Items from a dataset
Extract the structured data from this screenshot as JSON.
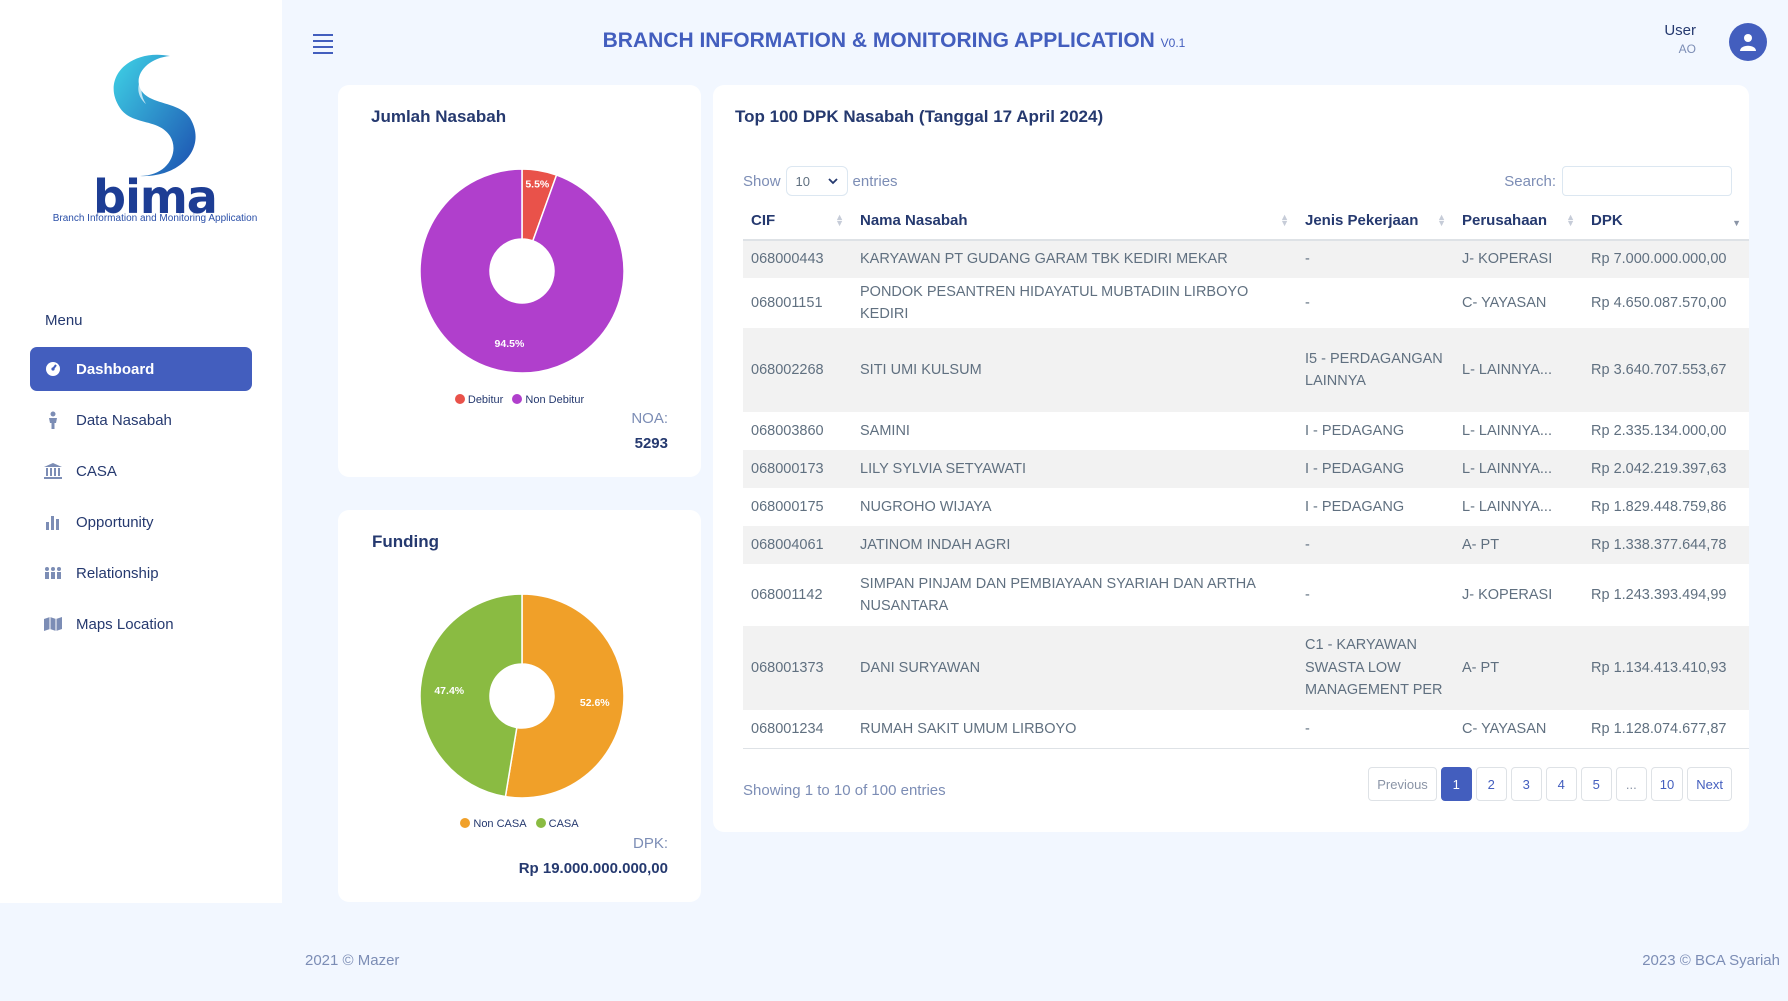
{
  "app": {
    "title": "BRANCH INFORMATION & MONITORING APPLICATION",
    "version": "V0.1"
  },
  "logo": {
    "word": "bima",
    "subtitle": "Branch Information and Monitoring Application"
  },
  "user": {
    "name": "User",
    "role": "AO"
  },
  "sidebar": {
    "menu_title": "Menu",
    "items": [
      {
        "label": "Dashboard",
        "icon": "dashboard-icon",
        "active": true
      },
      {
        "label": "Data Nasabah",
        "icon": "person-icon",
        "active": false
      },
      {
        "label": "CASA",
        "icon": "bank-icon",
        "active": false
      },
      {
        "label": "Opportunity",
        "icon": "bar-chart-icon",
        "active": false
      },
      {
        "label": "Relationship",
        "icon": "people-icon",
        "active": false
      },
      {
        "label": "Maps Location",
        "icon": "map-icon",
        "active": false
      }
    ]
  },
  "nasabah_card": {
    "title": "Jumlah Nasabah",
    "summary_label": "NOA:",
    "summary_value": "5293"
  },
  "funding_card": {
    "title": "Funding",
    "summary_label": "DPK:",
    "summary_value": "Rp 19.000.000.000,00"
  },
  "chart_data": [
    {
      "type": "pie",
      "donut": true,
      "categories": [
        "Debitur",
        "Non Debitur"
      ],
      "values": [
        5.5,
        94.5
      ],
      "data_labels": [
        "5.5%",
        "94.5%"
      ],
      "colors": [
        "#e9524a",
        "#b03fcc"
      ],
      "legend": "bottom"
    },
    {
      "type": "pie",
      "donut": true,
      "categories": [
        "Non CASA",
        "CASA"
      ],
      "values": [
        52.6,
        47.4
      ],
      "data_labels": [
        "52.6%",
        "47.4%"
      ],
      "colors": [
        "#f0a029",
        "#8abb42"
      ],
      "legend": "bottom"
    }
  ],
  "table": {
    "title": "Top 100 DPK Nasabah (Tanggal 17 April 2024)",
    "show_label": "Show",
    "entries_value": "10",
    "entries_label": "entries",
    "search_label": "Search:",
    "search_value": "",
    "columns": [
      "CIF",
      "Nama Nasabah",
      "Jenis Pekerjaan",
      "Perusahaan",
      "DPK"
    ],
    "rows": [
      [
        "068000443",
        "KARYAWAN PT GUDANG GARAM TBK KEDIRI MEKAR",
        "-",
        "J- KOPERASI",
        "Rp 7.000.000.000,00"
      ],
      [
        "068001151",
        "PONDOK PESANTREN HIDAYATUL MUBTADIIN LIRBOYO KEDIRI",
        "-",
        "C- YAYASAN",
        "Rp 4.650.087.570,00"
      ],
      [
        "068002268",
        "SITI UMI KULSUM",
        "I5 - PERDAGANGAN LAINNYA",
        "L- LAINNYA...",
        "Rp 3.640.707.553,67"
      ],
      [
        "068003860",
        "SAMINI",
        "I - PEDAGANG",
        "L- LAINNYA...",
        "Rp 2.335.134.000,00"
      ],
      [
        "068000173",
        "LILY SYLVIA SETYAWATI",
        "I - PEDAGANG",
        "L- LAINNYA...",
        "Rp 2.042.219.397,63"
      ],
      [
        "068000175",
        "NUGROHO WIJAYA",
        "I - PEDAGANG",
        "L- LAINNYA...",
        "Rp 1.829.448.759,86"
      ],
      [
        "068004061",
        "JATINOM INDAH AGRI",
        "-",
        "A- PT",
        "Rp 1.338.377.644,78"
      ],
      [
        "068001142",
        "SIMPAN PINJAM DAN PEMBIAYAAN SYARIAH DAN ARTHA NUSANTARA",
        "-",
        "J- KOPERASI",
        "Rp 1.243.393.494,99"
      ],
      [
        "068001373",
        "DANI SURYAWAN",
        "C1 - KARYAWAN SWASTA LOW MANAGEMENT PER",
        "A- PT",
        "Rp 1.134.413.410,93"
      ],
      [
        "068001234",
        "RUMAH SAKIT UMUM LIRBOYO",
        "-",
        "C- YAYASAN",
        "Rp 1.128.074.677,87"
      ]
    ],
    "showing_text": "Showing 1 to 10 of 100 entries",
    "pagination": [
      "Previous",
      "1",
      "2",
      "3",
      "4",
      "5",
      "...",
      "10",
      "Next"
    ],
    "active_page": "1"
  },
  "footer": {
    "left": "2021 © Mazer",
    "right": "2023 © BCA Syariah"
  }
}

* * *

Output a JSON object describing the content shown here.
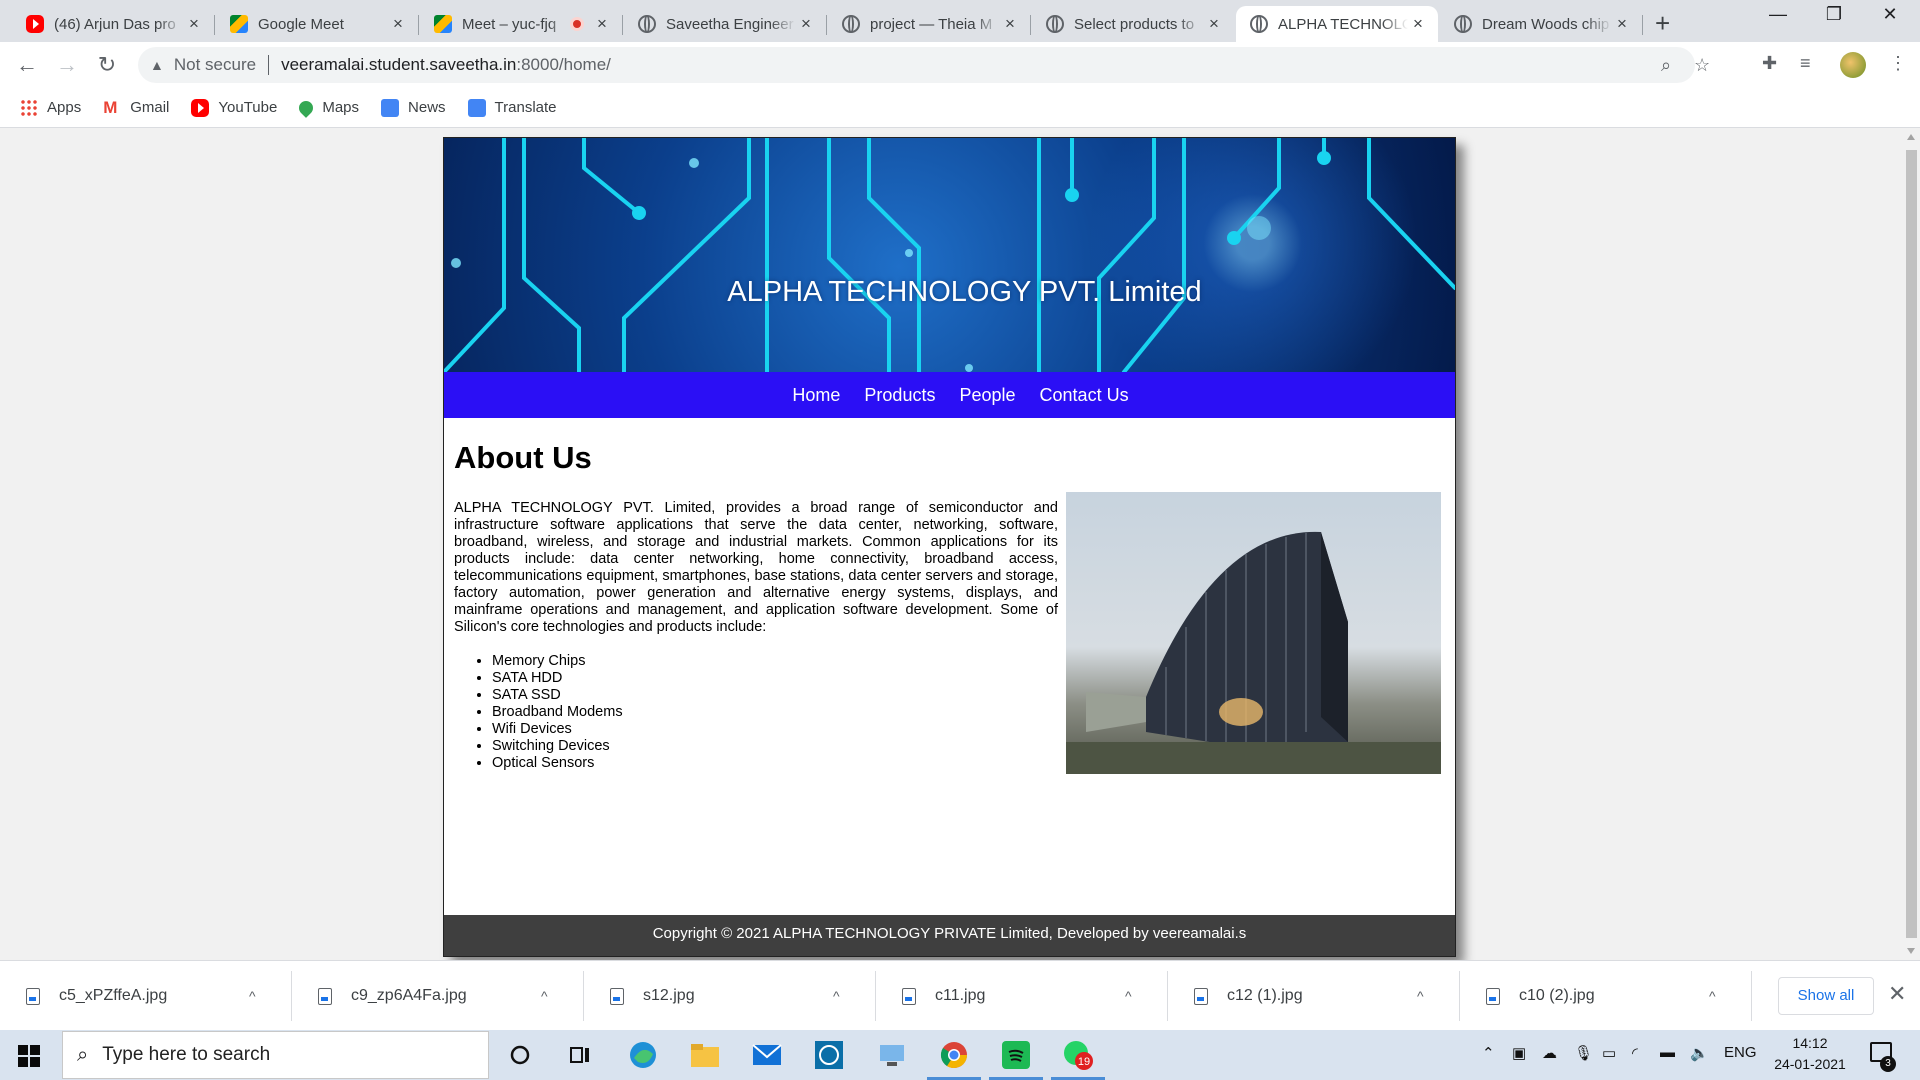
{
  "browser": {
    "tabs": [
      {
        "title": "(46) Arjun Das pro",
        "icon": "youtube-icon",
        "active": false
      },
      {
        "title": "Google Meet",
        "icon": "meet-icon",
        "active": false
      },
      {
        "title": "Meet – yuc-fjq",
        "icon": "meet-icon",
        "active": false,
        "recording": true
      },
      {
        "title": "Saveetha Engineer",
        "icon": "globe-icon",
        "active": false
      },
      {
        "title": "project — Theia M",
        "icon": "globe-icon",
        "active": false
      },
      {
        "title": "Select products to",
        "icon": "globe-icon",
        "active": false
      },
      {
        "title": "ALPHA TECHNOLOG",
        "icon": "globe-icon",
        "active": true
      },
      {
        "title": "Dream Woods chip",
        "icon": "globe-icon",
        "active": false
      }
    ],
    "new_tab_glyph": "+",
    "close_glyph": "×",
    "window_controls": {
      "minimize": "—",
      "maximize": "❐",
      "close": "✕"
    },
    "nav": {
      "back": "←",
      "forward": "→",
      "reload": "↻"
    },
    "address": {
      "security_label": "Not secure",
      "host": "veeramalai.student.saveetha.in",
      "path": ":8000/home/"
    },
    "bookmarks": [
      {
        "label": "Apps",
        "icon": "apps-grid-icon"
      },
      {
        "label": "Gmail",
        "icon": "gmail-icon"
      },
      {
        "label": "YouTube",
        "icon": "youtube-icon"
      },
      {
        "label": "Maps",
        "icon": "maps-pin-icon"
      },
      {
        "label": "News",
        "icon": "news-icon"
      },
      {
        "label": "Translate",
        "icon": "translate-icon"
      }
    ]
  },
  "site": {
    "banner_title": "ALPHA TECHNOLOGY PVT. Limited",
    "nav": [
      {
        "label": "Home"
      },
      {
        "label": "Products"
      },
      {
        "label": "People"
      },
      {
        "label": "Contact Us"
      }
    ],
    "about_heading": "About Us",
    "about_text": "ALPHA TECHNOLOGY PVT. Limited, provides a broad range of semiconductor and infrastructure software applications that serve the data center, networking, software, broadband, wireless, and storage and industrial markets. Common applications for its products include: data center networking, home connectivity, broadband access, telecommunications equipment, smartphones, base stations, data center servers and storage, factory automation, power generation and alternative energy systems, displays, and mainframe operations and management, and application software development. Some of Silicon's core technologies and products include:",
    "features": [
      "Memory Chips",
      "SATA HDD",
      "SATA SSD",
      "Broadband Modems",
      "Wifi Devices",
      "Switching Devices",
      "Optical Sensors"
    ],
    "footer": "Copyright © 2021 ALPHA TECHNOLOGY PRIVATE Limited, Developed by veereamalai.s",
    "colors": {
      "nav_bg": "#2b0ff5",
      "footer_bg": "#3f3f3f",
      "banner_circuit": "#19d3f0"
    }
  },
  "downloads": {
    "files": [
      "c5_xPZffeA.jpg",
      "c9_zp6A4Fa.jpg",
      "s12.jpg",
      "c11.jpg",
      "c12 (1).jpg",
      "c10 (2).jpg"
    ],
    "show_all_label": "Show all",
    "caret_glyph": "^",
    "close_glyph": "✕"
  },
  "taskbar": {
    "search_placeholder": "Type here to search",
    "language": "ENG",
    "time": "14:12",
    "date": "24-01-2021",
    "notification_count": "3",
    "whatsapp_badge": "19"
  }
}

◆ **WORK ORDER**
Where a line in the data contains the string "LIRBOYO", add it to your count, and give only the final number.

◆ **EXERCISE SOLUTION**
2